**PROBLEM TO WORK ON**: Which lines in the records below include the word "from"? Report each of them in full.

**INPUT**:
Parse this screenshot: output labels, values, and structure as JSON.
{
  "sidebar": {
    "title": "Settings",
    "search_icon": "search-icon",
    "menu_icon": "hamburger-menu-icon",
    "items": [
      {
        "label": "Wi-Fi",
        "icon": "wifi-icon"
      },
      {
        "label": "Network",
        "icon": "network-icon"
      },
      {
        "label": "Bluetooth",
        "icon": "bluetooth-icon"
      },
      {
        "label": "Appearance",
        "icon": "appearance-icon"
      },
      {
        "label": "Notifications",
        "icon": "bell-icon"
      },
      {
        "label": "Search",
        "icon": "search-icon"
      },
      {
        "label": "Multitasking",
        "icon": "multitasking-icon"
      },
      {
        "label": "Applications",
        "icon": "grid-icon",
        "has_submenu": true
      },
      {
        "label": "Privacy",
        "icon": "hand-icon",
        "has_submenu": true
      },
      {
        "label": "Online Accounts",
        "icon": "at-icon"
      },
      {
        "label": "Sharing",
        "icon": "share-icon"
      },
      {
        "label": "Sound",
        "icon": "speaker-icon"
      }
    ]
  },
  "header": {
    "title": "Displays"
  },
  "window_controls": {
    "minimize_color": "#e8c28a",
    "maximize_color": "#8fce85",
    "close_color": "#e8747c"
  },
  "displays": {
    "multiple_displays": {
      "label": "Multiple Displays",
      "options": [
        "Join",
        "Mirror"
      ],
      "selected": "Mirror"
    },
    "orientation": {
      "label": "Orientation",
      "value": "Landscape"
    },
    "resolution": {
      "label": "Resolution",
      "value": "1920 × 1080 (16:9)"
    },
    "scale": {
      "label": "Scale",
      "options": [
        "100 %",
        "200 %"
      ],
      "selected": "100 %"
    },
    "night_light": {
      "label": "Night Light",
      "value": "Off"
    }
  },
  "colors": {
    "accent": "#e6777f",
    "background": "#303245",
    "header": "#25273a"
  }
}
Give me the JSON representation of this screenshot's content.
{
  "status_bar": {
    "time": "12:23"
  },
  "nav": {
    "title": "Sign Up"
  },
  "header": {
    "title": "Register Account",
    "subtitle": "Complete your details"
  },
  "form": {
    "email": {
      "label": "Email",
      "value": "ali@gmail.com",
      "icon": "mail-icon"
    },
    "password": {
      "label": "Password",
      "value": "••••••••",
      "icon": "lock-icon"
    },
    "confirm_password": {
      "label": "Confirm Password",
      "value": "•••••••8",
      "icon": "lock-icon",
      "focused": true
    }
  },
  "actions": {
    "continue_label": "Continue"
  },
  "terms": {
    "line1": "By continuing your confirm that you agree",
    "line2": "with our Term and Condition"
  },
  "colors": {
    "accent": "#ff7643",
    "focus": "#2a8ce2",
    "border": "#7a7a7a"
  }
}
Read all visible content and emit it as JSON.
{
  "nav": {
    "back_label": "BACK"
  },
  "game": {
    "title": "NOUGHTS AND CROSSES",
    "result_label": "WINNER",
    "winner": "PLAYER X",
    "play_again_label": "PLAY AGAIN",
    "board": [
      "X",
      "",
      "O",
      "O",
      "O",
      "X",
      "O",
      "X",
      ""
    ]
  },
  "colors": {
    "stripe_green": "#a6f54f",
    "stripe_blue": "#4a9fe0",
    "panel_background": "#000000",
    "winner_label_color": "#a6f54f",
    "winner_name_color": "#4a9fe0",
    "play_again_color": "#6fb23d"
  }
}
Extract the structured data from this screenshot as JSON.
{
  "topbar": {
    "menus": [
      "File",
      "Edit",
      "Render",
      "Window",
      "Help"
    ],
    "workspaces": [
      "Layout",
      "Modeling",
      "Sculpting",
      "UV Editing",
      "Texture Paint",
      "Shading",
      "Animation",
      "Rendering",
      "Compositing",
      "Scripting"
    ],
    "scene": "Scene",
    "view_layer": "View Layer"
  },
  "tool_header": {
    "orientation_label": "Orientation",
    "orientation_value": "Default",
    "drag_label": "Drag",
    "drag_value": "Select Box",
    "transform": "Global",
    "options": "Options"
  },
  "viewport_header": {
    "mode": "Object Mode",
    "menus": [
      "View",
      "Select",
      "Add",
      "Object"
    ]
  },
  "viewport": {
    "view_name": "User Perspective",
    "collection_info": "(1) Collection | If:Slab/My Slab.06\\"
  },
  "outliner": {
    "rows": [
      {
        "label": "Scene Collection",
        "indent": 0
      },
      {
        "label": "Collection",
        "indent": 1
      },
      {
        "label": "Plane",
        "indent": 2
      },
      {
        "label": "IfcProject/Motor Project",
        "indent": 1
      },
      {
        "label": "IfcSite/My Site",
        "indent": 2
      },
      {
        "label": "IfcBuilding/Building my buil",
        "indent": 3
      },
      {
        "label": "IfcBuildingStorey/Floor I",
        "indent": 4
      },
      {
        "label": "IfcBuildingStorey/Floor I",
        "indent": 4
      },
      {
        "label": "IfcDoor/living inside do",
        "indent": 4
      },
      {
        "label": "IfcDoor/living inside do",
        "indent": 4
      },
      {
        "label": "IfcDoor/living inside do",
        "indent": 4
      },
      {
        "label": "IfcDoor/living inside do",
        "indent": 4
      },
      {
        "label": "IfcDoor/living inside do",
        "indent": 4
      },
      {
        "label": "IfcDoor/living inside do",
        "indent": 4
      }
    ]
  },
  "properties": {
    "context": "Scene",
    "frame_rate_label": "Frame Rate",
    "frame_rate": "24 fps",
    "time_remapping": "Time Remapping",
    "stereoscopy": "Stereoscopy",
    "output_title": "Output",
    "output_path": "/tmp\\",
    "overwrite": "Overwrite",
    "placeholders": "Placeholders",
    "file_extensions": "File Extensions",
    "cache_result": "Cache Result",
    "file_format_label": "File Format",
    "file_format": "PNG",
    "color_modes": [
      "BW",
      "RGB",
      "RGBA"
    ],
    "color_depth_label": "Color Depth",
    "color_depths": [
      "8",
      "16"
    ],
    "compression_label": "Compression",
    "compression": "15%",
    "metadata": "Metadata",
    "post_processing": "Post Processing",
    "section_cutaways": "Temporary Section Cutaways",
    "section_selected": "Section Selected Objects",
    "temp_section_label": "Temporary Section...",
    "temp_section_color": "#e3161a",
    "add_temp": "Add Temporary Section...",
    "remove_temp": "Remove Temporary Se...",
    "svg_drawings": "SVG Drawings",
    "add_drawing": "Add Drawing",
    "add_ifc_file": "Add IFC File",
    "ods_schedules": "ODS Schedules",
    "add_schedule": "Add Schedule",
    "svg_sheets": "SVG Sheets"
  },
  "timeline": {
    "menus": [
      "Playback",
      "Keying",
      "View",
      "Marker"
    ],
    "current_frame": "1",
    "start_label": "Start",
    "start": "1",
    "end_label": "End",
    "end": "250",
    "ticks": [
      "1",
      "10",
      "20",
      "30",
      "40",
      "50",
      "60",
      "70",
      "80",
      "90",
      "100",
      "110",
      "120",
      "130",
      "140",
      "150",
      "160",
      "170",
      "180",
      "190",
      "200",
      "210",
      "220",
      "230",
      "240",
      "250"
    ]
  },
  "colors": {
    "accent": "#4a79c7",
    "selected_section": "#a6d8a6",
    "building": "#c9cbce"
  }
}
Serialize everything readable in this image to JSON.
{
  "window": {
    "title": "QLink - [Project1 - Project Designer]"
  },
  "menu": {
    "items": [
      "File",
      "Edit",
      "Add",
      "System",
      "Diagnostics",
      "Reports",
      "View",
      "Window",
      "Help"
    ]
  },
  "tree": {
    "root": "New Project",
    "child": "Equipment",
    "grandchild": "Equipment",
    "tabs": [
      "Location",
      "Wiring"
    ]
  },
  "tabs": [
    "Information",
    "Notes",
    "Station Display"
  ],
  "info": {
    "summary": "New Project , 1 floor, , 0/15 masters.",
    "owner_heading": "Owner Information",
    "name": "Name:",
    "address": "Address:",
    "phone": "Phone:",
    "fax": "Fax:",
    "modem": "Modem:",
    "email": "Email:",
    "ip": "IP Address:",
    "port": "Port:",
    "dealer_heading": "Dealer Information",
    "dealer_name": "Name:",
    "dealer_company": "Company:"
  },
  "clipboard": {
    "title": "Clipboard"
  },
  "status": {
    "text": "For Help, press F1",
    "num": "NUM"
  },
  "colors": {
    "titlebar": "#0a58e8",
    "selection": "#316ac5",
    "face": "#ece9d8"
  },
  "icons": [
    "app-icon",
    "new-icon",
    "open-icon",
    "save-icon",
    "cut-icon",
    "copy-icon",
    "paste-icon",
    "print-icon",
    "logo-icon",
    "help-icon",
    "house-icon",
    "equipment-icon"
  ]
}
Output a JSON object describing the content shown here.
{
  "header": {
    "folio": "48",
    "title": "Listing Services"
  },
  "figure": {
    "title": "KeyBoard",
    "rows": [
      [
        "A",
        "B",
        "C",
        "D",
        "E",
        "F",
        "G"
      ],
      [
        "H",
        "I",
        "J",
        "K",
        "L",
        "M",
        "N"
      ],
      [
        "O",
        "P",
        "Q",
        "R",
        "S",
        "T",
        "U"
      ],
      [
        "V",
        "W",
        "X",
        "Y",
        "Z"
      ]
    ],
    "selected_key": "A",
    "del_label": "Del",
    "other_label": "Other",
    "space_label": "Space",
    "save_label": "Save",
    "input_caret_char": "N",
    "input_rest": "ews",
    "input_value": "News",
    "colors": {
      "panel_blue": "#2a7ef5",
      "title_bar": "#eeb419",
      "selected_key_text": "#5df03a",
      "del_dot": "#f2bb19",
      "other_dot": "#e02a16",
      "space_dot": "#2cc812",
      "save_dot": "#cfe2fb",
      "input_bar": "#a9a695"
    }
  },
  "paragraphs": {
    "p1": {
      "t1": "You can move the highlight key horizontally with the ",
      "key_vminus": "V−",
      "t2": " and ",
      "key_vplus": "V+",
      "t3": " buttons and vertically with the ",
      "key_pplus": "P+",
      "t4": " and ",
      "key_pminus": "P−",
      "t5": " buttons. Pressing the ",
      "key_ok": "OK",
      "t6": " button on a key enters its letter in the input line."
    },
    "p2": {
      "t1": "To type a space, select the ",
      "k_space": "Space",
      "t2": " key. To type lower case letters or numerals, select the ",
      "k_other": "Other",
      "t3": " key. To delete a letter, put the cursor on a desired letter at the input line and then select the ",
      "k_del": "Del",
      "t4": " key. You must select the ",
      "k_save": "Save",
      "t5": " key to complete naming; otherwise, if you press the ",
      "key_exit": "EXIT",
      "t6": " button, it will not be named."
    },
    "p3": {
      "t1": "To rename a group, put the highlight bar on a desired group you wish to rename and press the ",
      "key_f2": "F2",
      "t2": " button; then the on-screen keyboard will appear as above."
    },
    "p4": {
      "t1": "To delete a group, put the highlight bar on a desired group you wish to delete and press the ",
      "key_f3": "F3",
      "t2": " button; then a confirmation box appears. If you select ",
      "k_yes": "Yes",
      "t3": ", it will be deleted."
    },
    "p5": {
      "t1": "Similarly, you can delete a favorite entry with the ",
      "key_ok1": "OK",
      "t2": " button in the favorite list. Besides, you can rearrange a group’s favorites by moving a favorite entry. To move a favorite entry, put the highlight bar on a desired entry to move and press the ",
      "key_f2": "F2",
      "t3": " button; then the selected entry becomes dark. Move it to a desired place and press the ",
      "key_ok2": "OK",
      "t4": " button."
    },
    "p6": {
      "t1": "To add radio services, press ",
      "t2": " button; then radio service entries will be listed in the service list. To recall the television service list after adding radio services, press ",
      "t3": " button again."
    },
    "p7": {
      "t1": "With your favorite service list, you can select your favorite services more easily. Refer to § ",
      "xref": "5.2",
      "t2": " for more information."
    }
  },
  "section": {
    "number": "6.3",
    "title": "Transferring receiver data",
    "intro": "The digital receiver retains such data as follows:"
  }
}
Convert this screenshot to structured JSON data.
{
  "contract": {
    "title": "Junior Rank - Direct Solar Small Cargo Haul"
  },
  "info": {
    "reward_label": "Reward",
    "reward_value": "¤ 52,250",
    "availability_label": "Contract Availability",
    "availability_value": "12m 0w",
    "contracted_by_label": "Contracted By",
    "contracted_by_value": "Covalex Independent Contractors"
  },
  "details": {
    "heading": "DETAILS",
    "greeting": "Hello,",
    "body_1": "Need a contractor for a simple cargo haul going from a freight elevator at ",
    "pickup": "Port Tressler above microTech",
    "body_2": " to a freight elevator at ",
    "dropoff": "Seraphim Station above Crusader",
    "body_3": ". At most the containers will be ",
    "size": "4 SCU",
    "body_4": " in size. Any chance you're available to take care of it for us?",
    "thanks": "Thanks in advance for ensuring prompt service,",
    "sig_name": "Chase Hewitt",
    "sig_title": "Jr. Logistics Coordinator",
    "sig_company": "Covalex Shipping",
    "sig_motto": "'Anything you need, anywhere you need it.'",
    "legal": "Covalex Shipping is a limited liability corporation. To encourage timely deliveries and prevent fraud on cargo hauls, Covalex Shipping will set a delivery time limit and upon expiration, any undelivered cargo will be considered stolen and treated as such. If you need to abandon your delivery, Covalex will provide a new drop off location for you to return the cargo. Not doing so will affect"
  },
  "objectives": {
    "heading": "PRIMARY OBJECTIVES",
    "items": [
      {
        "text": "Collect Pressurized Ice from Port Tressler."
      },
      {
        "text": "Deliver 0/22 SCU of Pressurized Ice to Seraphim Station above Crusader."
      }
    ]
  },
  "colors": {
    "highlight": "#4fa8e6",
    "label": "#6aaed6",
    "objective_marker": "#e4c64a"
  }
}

**SOLUTION FOR THIS EXERCISE**:
Extract the structured data from this screenshot as JSON.
    "body_1": "Need a contractor for a simple cargo haul going from a freight elevator at ",
        "text": "Collect Pressurized Ice from Port Tressler."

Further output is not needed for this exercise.